It doesn’t stop there. The second hand clothing that we generously donate to charities can also have a damaging effect on developing nations. These clothes are often exported overseas to be sold to poorer nations. This influx has created some jobs but it has also undermined the local textile and clothing industries with factory workers losing their jobs and tailors losing customers due to the large amount of clothing being imported from Europe.

You Can Make A Difference - Here’s How

If you’re ready to push back against planned obsolescence here a few tips to help you.

1. Don’t feel pressured into getting an upgrade if your phone is still in good working order, keep using it. You’ll save money and the environment.

2. Avoid cracked screens by investing in hardwearing protective casing for your phone or laptop. These are highly effective in protecting your belongings from knocks, falls and even water.

3. Read online customer reviews before purchasing new electronics. They can be very helpful in giving you an insight into the quality and longevity of a product. Make sure to return the favour by writing reviews of your own experiences with product failure.

4. Say no to throwaway fashion. Commit instead to buying less clothing. When you do shop, choose quality and classic styles over on-trend ‘fast fashion’. Don’t dismiss quality preloved clothing which you can find online and in local charity shops.

5. If your unused electronics are in good working order don’t throw them away. You can sell them through sites such as and or donate them through sites such as or charities such as The Furniture Re-Use Network. Mobile phones are even easier to offload as there are numerous companies who will pay cash for old devices.

6. Join one of the growing on and offline communities of people sharing knowledge of how to execute simple repairs of everyday products. You can even attend a Restart Party where you can learn how to fix anything from a mobile phone to a toaster. If you don’t feel confident carrying out your own repairs then try to find recommendations of accredited local repair people.

7. Seek out products with long-life products such as LED light bulbs which can last up to thirty years or ladder resistant tights. There’s even an option to choose refillable ink cartridges for your printer over single use cartridges.

8. Before you buy your new item, ask your retailer if they offer in-store disposal of your unwanted items. Many stores do offer this option and some will recycle for you even if you don’t purchase directly from them.

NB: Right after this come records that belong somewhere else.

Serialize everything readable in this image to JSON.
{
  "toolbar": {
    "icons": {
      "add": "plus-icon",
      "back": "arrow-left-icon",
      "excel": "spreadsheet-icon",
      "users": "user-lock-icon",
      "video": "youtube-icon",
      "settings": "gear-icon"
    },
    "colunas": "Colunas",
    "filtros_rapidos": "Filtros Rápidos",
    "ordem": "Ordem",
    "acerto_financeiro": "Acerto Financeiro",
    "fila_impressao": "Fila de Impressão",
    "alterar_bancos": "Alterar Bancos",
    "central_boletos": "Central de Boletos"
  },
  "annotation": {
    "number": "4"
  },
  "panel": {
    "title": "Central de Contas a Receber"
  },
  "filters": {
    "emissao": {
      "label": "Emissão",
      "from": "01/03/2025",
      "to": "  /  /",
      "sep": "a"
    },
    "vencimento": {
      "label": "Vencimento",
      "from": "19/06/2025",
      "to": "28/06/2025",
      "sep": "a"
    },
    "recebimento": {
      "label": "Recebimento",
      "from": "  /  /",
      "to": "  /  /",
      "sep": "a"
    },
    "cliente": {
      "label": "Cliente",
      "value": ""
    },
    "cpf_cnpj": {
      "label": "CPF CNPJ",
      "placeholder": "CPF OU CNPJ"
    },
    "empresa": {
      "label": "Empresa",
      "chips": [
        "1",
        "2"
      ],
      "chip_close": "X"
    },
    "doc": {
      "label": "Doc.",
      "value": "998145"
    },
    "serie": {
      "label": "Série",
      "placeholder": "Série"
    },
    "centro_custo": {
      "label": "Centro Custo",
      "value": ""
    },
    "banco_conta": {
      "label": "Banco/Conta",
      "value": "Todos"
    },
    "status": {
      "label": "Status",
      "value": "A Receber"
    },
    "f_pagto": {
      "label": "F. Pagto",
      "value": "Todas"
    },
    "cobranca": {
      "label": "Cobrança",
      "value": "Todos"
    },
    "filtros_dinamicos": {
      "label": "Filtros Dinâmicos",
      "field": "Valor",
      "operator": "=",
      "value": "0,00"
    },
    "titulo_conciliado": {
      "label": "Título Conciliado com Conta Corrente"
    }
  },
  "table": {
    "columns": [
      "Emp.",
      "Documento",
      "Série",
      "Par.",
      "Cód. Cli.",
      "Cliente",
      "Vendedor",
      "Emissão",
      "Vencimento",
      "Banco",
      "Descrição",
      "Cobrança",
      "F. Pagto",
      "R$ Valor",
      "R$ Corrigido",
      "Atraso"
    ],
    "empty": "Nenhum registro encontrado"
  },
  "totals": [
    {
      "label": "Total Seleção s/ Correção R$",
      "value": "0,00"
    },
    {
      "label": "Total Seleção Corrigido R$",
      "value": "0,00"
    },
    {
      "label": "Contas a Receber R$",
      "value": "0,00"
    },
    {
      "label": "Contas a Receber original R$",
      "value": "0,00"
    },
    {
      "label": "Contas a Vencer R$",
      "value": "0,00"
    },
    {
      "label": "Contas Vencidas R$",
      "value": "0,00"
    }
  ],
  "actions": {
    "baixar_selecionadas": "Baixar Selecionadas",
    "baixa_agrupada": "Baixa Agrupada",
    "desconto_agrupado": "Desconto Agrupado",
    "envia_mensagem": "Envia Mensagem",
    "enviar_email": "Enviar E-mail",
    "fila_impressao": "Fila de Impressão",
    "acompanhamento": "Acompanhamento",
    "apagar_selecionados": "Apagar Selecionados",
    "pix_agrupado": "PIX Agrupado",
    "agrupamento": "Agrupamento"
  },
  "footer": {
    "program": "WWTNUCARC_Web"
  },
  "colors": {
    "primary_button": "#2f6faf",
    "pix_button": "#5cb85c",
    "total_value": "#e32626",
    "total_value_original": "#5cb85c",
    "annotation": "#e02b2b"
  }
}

If this option isn’t open to you, contact your local council to see if you can recycle through them. Also visit for helpful advice on recycling.

9. Utilise your consumer power by avoiding brands that you know practice planned obsolescence.

Susie Vandi